Discussion topics surrounding time management do, of course, extend far beyond the primary topics of communication and task management covered here (e.g., avoiding TikTok and Twitter rabbit holes, finding balance in Zoom calls to friends and family, etc.). Yet do yourself a favor and dedicate some time and focus to the topics discussed here. 

As you begin the semester, make a list of practice- and progress-related questions for your applied teacher (email them in advance or have them ready at your first lesson) and take time for a meaningful discussion of how your progress goals line up with your teacher’s goals for you. Some of these questions may turn into questions that you’ll regularly address with your classroom teachers at the start of future semesters. 

By developing a better awareness of what’s expected of you, and what you can reasonably expect from yourself (in a timespan ranging from 25 minutes to 24 hours), you’ll be better equipped to set both attainable goals and clear boundaries, saving valuable time in the process. And with this comes a better awareness of how many extra/free hours you realistically have for the part-time jobs and gig work that are critical in the lives of so many students. Happy fall semester! You’ve got this! 

Peter Thoresen

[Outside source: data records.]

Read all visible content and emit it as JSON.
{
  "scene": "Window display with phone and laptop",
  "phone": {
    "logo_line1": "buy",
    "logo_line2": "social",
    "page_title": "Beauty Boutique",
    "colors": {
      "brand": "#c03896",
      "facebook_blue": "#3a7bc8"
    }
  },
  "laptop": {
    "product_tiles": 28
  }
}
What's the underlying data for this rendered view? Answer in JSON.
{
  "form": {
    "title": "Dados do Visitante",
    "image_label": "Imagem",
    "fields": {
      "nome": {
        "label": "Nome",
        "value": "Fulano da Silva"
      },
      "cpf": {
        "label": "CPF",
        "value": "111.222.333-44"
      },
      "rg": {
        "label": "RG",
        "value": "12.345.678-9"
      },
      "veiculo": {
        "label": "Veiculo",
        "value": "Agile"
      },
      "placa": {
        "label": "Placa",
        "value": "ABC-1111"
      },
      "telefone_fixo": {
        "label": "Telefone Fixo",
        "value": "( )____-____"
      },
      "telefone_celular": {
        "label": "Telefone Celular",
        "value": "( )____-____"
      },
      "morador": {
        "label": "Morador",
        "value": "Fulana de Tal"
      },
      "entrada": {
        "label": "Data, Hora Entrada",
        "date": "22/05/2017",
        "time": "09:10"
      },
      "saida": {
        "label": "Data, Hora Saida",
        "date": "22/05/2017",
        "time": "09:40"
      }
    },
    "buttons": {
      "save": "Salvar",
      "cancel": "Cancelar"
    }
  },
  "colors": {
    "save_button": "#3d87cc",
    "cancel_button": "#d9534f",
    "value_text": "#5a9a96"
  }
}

Dr. Peter Thoresen is an award-winning voice teacher, countertenor, and music director. His students appear regularly on Broadway (Almost Famous, Beetlejuice, Dear Evan Hansen, Hamilton, Moulin Rouge! and more), in national tours, and on TV and film. He works internationally as a voice teacher, conductor, and music director in the Middle East and Southeast Asia with the Association of American Voices. He is an adjunct voice faculty member at Pace University and maintains a thriving private studio in New York City; he also serves as music director with Broadway Star Project. Thoresen has served on the voice faculties of Interlochen Summer Arts Camp, Musical Theater College Auditions (MTCA), and Broadway Kids Auditions (BKA) and holds a DM in voice from the IU Jacobs School of Music where he served as a visiting faculty member. He teaches a popular online vocal pedagogy course for new voice teachers and performs throughout the U.S. and abroad. To learn more, visit peterthoresen.com, @peter.thoresen (Insta), and @DrPetesTweets (Twitter).